### Excerpted records
+ + + + + + +

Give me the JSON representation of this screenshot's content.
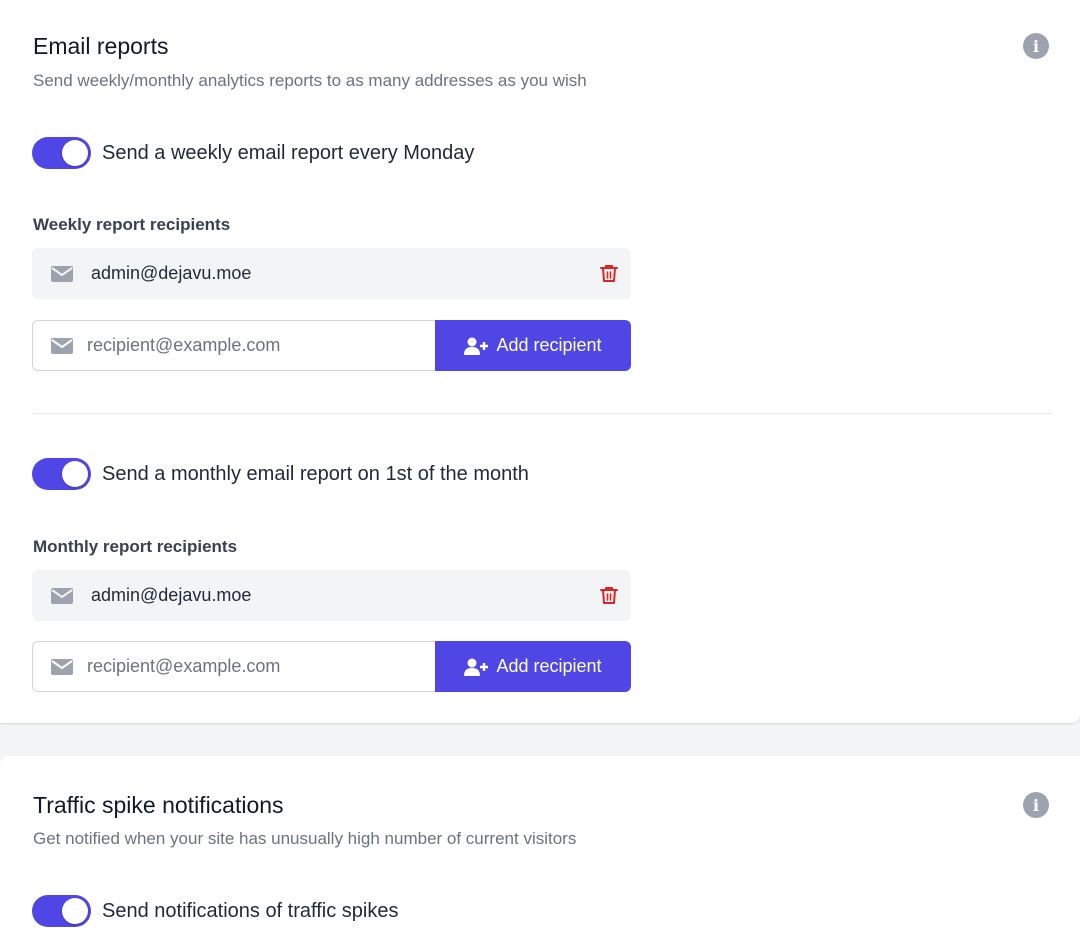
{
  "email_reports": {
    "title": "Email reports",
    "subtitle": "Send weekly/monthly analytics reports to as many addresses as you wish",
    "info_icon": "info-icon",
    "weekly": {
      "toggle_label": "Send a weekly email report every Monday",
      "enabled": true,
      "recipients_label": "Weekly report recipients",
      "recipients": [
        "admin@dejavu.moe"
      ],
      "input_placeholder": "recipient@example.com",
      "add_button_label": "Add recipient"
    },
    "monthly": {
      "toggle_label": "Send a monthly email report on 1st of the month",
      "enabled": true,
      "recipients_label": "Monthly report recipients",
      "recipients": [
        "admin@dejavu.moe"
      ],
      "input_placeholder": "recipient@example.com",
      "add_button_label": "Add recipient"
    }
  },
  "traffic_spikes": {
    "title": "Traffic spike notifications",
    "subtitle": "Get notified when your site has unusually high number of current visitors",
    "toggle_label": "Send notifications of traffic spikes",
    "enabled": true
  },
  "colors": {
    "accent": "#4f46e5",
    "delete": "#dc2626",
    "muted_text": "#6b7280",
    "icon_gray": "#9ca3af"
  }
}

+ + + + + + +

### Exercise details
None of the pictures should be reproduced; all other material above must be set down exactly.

### Expected answer
Give me the JSON representation of this screenshot's content.
{
  "email_reports": {
    "title": "Email reports",
    "subtitle": "Send weekly/monthly analytics reports to as many addresses as you wish",
    "info_icon": "info-icon",
    "weekly": {
      "toggle_label": "Send a weekly email report every Monday",
      "enabled": true,
      "recipients_label": "Weekly report recipients",
      "recipients": [
        "admin@dejavu.moe"
      ],
      "input_placeholder": "recipient@example.com",
      "add_button_label": "Add recipient"
    },
    "monthly": {
      "toggle_label": "Send a monthly email report on 1st of the month",
      "enabled": true,
      "recipients_label": "Monthly report recipients",
      "recipients": [
        "admin@dejavu.moe"
      ],
      "input_placeholder": "recipient@example.com",
      "add_button_label": "Add recipient"
    }
  },
  "traffic_spikes": {
    "title": "Traffic spike notifications",
    "subtitle": "Get notified when your site has unusually high number of current visitors",
    "toggle_label": "Send notifications of traffic spikes",
    "enabled": true
  },
  "colors": {
    "accent": "#4f46e5",
    "delete": "#dc2626",
    "muted_text": "#6b7280",
    "icon_gray": "#9ca3af"
  }
}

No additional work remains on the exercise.